Thea's parents divorced when she was 16; her younger brothers were 12 and 6. Had her own book been available to her at the time, she says it would have helped, "once I figured out it wasn't [written by] some professional talking down to me."
This absence of the credentialed, social-scientist voice is one of the book's particular strengths. Many young adults whose parents divorced while they were teenagers contribute their own insightful notes from the front.
The idea for this book began with another--Beth's Life Lessons: 50 Things I Learned from My Divorce. Written for other women approaching the same gauntlet, the book includes interviews with a number of Beth's friends. While work on Beth's book progressed, it became obvious that there was a need for another--one that could address Thea's experience writ large--and from her perspective.

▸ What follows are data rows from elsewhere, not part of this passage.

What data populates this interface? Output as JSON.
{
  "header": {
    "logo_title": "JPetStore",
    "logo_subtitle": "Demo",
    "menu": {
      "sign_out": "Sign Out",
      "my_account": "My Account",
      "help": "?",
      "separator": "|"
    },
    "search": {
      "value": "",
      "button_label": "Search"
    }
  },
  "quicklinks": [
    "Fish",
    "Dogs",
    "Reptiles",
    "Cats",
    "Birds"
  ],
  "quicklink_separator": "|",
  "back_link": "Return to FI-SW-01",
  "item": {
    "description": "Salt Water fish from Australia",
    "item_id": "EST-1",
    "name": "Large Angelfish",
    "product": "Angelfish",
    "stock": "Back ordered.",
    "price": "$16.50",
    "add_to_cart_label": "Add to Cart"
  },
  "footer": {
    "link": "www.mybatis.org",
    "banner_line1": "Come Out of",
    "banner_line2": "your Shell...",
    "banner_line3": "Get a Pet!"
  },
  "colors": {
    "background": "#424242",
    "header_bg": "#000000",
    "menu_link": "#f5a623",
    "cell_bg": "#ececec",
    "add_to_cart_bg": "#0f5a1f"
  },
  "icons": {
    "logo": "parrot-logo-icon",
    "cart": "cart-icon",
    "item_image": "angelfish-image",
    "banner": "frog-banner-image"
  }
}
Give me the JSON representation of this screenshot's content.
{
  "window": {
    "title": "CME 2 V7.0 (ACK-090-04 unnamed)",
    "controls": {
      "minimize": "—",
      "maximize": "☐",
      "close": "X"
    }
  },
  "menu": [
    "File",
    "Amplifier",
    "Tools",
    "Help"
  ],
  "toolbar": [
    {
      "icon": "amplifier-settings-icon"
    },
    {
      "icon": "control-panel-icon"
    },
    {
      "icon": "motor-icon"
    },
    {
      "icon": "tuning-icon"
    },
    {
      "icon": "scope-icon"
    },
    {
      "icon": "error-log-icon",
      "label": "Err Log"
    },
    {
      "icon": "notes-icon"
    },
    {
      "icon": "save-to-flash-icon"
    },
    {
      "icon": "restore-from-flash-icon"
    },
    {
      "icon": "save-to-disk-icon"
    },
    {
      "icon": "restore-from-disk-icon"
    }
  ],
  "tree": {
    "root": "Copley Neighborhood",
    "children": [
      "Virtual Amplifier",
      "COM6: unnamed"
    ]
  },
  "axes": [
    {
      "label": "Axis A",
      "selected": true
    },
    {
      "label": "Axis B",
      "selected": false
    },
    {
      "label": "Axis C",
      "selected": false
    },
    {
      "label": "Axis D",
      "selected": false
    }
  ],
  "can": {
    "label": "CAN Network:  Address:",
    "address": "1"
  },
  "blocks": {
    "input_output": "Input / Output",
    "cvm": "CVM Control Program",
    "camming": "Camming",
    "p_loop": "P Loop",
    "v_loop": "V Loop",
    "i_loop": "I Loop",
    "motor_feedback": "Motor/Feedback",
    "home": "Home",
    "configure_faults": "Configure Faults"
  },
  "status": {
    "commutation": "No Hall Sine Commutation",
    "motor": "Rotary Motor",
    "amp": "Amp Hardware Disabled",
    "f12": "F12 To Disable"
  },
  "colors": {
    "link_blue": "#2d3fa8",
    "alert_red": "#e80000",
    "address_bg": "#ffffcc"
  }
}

Thea interviewed her own friends for the book's anecdotal sections (their names have been changed for publication) and submitted first-draft chapters each week to her mother, who assembled everything.
When Beth, who teaches English at the Corcoran School of Art in Washington, D.C., told her students about the project, some of them volunteered their own stories to the cause.
When Divorce Hits Home has struck a chord with the public, as well. Newspapers across the country have reprinted an Orange County Register article about the book. The Plain Dealer ran a feature story in its family living section. There is talk of a possible appearance on Oprah. And Thea says that one particular maxim contained in the book evokes amused recognition from people. In the chapter on developing a good sense of timing for discussing important subjects with your parents, she advises: "Never talk to them when they're in the bathroom. They hate that."
Speaking of timing, Thea will complete her B.A. in English by the summer's end, counting with certainty on two credits toward graduation. Her advisor, Associate Professor of English William Patrick Day, agreed to give her private reading credit for the book, a matter Thea proposed by asking if he "would accept 189 pages of something I'm getting paid to do?"
Graduate school, like heaven, can wait. Thea is trying her hand at fiction, looking for a job, and waiting for yet another publication to enter America's consciousness: she's contributed a chapter to a book about college life, to be published soon by Farrar, Straus & Giroux.
Thea has gained more than course credit and a writing career from the experience, however. The act of writing the book, she says, has taught her to accept her father. As he is.
--Marci Janas '91